He is believed to have been the court poet of king Yashovarman of Kannauj. Kalhana, the 12th-century historian, places him in the entourage of the king, who was defeated by Lalitaditya Muktapida, king of Kashmir, in 736 AD.He also write Abhinav shakuntalam and displayed in court of King Bhoja of Ujjain but this was without any poetic editing it became likely to King but not likely to people compared to kalidasa so he became very sad and burn whole Abhinav shakuntalam then he prayed and questioned to Saraswati so she answered that ," you were competing Kalidasa so It was not that much of emotions So he became confident and applied ashwith mixture of water so he became famous by name Bhavabhuti and write other plays and became famous as of kalidasa


The play is set in the city of Padmavati. The king desires that his minister's daughter Malati marry a youth called Nandana. Malati is in love with Madhava ever since she saw him and drew his portrait. Madhava reciprocates, and draws a portrait of her in turn. Malati suspects her father's motives in falling in with the King's plans for her. A side plot involves the lovers' friends Makaranda and Madayantika. The latter is attacked by a tiger, and Makaranda rescues her, getting wounded in the process. After numerous travails, all ends well, with the two couples uniting.

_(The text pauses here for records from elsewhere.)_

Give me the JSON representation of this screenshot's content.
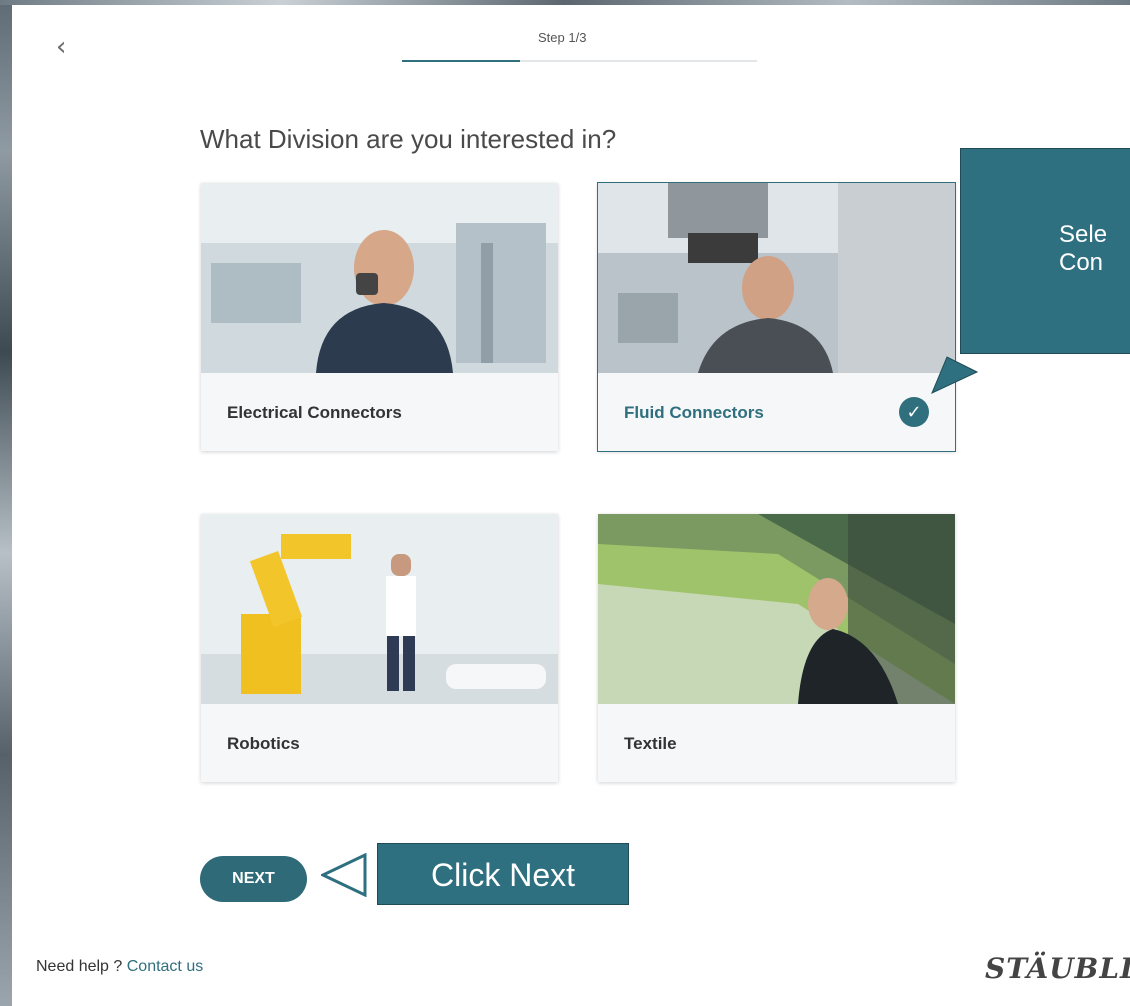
{
  "header": {
    "back_icon": "chevron-left-icon",
    "back_glyph": "‹",
    "step_label": "Step 1/3",
    "progress_fraction": 0.333
  },
  "question": "What Division are you interested in?",
  "divisions": [
    {
      "label": "Electrical Connectors",
      "selected": false
    },
    {
      "label": "Fluid Connectors",
      "selected": true,
      "check_icon": "check-circle-icon"
    },
    {
      "label": "Robotics",
      "selected": false
    },
    {
      "label": "Textile",
      "selected": false
    }
  ],
  "callout": {
    "line1": "Sele",
    "line2": "Con",
    "color": "#2e7080"
  },
  "next_button": {
    "label": "NEXT"
  },
  "hint": {
    "label": "Click Next"
  },
  "footer": {
    "help_text": "Need help ? ",
    "contact_link": "Contact us",
    "logo": "STÄUBLI"
  },
  "colors": {
    "accent": "#2f6f7e"
  }
}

According to the renowned sanskritist Daniel H.H. Ingalls, the Malatimadhava is a work that combines love and horror with a felicity never again equaled in Sanskrit literature.[1]

Indebtedness to Kautilya and Arthashastra[edit]

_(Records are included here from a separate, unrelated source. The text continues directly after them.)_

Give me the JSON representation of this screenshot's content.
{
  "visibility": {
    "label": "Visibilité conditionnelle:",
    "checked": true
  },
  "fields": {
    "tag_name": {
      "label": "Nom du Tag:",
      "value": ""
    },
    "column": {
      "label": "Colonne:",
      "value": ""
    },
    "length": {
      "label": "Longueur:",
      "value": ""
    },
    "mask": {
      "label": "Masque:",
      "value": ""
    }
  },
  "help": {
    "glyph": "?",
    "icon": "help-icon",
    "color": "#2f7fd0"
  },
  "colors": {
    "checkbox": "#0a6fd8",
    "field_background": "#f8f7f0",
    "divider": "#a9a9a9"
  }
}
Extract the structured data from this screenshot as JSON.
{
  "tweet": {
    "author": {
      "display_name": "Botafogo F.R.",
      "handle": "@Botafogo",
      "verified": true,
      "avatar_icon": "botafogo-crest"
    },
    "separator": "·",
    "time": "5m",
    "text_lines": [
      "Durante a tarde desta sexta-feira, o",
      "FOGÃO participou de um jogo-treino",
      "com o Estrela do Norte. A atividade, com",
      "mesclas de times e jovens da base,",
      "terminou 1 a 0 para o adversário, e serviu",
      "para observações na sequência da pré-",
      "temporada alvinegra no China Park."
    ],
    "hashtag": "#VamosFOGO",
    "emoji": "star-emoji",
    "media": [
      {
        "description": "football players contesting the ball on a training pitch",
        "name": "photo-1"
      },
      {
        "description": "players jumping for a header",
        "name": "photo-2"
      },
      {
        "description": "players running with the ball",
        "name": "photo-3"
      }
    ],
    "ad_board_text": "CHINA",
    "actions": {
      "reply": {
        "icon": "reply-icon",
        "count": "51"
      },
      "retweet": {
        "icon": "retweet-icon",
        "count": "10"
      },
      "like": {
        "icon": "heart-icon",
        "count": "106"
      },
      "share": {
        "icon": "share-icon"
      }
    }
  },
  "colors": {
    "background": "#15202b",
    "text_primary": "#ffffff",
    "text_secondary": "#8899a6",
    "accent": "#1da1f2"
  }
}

According to Dasharatha Sharma, the dramatists Kalidasa and Bhavabhuti utilized the Arthashastra of Kautilya while composing their famous works. Kalidasa is indebted to Kautilya's Arthashastra for material in the Raghuvamsa.[2] Similarly, Bhavabhuti utilizes words and ideas from the Arthashastra in the Malatimadhava and the Mahaviracharita. There is indeed a striking resemblance between the methods advocated by Ravana's minister, Malayavana and the policies suggested by Kautilya in the Arthashastra.[3]


Late Laxmanrao Mankar Guruji named his education society as "Bhavbhuti Education Society" in 1950. Yashodabai Rahile founded "Bhavbhuti Mandal" (community) in 1996. O.C. Patel published a book "Bhavbhuti ab geeton mein" (Bhavbhuti, now in his songs), he also has published some audio CDs and cassettes to keep the legend's memories alive. State's local TV channel, Sayhyadri and E TV Marathi telecasts some documentaries on the life of this great poet. People and some non profit groups have erected a few statues in the region where the poet belongs to.


  • Mahaviracharita (The story of the highly courageous one), depicting the early life of Rama
  • Malatimadhava a play based on the romance of Malati and Madhava
  • Uttararamacarita (The story of Rama's later life), depicts Rama's coronation, the abandonment of Sita, and their reunion


  1. ^ Vidyakara; Daniel H.H. Ingalls, An Anthology of Sanskrit Court Poetry, Harvard Oriental Series Volume 44, p. 75 
  2. ^ Indian Historical Quarterly Vol XXV, part 2
  3. ^ 'Bhavabhuti's Indebtedness to Kautilya' Journal of the Ganganath Jha Research Institute Vol VIII, part 3, May 1951

External links[edit]

  • The Uttara Rama Charita of Bhavabhuti. With Sanskrit commentary by Pandit Bhatji Shastri Ghate of Nagpur and a close English translation by Vinayak Sadashiv Patvardhan. The Nyaya Sudha Press, Nagpur 1895 [1]
  • Rama's later history or Uttara-Ram-Charita of Bhavabhuti. Critically edited with notes and an English transltation by Shripad Krishna Belvalkar. Harvard University Press 1915 [2]